◆ **Given data**
◆ ◆ ◆ ◆
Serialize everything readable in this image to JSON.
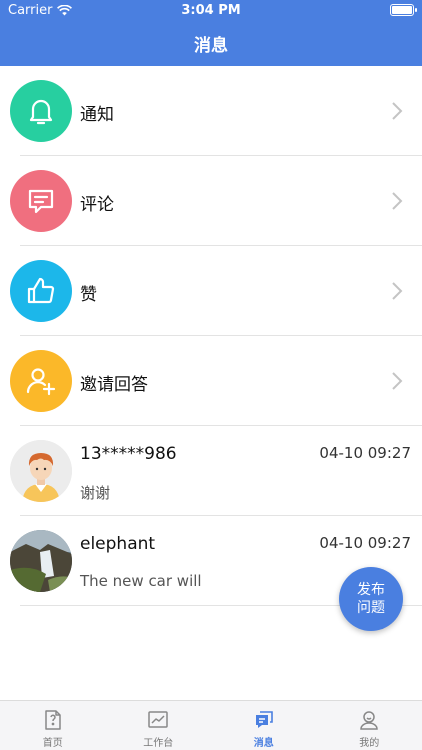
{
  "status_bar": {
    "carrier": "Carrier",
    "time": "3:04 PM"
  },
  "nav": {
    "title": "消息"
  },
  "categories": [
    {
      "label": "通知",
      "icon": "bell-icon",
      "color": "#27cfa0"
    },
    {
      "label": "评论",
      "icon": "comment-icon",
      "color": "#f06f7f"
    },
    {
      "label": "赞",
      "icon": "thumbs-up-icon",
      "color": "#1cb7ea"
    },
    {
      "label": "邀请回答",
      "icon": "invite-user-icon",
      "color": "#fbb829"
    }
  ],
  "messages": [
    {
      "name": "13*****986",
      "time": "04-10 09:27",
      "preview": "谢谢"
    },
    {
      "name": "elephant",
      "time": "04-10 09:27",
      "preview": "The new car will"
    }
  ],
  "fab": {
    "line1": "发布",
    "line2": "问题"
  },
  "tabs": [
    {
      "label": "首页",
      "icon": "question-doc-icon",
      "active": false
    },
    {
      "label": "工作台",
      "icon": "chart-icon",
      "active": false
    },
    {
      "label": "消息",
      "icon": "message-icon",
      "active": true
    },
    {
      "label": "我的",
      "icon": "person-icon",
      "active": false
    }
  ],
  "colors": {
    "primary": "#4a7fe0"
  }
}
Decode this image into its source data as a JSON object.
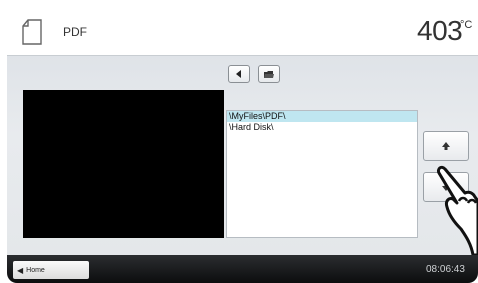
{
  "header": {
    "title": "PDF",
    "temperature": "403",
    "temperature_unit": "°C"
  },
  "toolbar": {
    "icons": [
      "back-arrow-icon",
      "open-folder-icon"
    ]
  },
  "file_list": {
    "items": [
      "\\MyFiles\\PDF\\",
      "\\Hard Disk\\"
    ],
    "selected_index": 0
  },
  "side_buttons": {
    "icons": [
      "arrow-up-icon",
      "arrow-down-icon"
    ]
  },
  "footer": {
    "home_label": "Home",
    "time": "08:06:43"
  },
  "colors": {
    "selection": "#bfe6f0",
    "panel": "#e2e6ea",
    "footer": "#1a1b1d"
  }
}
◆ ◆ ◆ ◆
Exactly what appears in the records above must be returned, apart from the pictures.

Serialize everything readable in this image to JSON.
{
  "status_bar": {
    "carrier": "Carrier",
    "time": "3:04 PM"
  },
  "nav": {
    "title": "消息"
  },
  "categories": [
    {
      "label": "通知",
      "icon": "bell-icon",
      "color": "#27cfa0"
    },
    {
      "label": "评论",
      "icon": "comment-icon",
      "color": "#f06f7f"
    },
    {
      "label": "赞",
      "icon": "thumbs-up-icon",
      "color": "#1cb7ea"
    },
    {
      "label": "邀请回答",
      "icon": "invite-user-icon",
      "color": "#fbb829"
    }
  ],
  "messages": [
    {
      "name": "13*****986",
      "time": "04-10 09:27",
      "preview": "谢谢"
    },
    {
      "name": "elephant",
      "time": "04-10 09:27",
      "preview": "The new car will"
    }
  ],
  "fab": {
    "line1": "发布",
    "line2": "问题"
  },
  "tabs": [
    {
      "label": "首页",
      "icon": "question-doc-icon",
      "active": false
    },
    {
      "label": "工作台",
      "icon": "chart-icon",
      "active": false
    },
    {
      "label": "消息",
      "icon": "message-icon",
      "active": true
    },
    {
      "label": "我的",
      "icon": "person-icon",
      "active": false
    }
  ],
  "colors": {
    "primary": "#4a7fe0"
  }
}
Decode this image into its source data as a JSON object.
{
  "header": {
    "title": "PDF",
    "temperature": "403",
    "temperature_unit": "°C"
  },
  "toolbar": {
    "icons": [
      "back-arrow-icon",
      "open-folder-icon"
    ]
  },
  "file_list": {
    "items": [
      "\\MyFiles\\PDF\\",
      "\\Hard Disk\\"
    ],
    "selected_index": 0
  },
  "side_buttons": {
    "icons": [
      "arrow-up-icon",
      "arrow-down-icon"
    ]
  },
  "footer": {
    "home_label": "Home",
    "time": "08:06:43"
  },
  "colors": {
    "selection": "#bfe6f0",
    "panel": "#e2e6ea",
    "footer": "#1a1b1d"
  }
}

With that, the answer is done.